NCJ Number
THE POLICE CHIEF Volume: 74 Issue: 7 Dated: July 2007 Pages: 42-44,46,49,51
Richard J. Ashton
Date Published
July 2007
6 pages
This article discusses the steps involved in making a legal traffic stop that may evolve into a criminal investigation based on probable cause that the person(s) in the stopped vehicle have committed a crime(s).

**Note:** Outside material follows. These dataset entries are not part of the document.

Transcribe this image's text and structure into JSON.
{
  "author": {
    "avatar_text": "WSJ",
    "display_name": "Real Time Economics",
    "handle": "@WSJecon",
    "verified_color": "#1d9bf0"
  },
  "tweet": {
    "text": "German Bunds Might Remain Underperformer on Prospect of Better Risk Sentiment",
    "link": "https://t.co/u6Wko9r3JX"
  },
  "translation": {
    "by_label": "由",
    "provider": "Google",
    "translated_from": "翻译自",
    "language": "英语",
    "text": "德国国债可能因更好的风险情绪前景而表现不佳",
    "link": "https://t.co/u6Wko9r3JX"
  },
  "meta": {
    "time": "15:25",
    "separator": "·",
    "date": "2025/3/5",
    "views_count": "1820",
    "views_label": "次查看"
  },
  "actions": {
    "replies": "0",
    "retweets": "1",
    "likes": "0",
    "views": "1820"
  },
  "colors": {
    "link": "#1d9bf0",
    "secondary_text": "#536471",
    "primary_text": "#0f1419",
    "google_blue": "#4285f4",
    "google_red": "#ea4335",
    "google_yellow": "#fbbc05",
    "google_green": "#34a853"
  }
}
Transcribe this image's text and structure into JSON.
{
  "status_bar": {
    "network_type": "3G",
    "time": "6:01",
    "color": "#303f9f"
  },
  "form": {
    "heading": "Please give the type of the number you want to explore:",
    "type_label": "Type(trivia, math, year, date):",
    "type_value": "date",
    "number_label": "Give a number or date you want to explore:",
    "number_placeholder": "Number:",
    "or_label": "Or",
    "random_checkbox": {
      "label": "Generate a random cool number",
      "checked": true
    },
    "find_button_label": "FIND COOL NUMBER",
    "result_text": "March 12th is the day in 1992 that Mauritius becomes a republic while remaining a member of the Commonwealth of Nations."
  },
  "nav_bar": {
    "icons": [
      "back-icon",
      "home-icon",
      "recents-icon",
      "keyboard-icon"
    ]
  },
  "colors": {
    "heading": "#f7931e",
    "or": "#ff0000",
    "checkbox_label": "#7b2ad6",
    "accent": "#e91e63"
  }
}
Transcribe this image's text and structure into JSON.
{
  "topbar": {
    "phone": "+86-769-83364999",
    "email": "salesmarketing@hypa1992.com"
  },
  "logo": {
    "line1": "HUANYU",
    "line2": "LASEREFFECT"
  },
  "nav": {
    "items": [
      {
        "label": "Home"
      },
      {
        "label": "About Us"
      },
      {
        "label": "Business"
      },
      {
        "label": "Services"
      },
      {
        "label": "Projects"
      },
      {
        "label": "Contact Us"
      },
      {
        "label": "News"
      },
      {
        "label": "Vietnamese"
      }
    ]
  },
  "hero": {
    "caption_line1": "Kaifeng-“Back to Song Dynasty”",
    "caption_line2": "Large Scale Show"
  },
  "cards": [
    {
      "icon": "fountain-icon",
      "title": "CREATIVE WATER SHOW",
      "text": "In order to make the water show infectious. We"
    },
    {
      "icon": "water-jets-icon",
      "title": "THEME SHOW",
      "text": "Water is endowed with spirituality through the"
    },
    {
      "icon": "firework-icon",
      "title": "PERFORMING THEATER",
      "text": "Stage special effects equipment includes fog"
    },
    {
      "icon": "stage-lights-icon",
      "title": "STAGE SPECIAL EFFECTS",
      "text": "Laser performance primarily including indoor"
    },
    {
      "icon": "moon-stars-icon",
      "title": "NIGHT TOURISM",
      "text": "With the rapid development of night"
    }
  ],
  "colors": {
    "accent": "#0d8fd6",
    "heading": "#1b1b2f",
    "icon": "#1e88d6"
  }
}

The first step is to ensure that the traffic stop itself is based on reasonable suspicion or probable cause that a traffic law has been violated, such as speeding, impaired driving, failure to use a seat belt when the law requires it, and defects in the vehicle's safety equipment. Upon making a legitimate traffic stop, an officer may conduct a computer check for outstanding warrants, investigate the driver's sobriety and license status, establish that the vehicle is properly registered and has not been reported stolen, and issue a traffic citation or warning. This routine phase of any traffic stop may be extended into a criminal investigation phase only if certain conditions are met. First, the driver must consent to the continuing intrusion, or information obtained in the routine phase of the traffic stop must warrant reasonable suspicion or probable cause for detaining the driver longer. This may involve requiring the driver to wait for a more extensive computer check or waiting until a K-9 unit arrives with a drug-sniffing dog. 45 notes